“SIPA’s human rights concentration is one of the oldest and most highly regarded training programs in the world,” said Lisa Anderson, Dean of the School of International and Public Affairs and a member of the board of directors of Human Rights Watch. “Recognizing the importance of human rights as central to framing the international policy debate today, we are committed to increasing our strengths in this area. Among other things, the HRW papers will enable us to develop a series of case studies to use in preparing the next generation of human rights advocates, NGO managers, and world leaders.”

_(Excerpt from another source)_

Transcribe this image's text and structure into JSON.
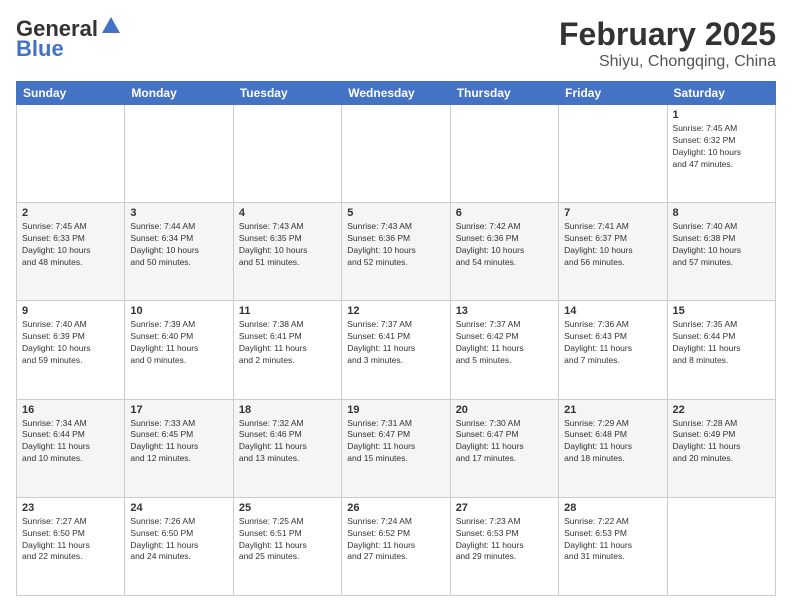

Current plans for the Archive include the physical transfer of the Archive from its present location at the Norlin Library at the University of Colorado, Boulder, to the Rare Book and Manuscript Library at Columbia in the summer of 2004. The papers will be available for public use after cataloging and processing is completed by a specially appointed curatorial staff and after review by a joint committee of Columbia University Library staff and Human Rights Watch personnel. As an active archive, the Human Rights Watch papers will continue to grow, reflecting the organization’s continued activity and expansion.
Human Rights Watch is an international monitoring organization based in New York, with offices in Washington, London, Brussels, Moscow, Geneva, and several other cities around the world. It conducts research into human rights conditions in more than 70 countries around the world, and publishes its findings in dozens of reports every year. Human Rights Watch has an annual budget of $22 million and a staff of nearly 200 people.
The Rare Book and Manuscript Library owns over 600,000 rare books in some 20 book collections and almost 26 million manuscripts in nearly 2,600 separate manuscript collections. It is particularly strong in English and American literature and history, classical authors, children's literature, education, mathematics and astronomy, economics and banking, photography, the history of printing, New York City politics, librarianship, and the performing arts. Individual collections are as eclectic as they are extensive. For additional information about the Rare Book and Manuscript Library, please call 212-854-5153.
Columbia University Libraries is one of the top ten academic library systems in the nation, with 9.2 million volumes, over 65,650 serials, as well as extensive collections of electronic resources, manuscripts, rare books, microforms, and other nonprint formats. The collections and services are organized into 25 libraries, supporting specific academic or professional disciplines. Columbia Libraries employs more than 400 professional and support staff to assist faculty, students, and researchers in their academic endeavors. The Libraries’ website at http://www.columbia.edu/cu/lweb/ is a gateway to its print and electronic collections and to its services.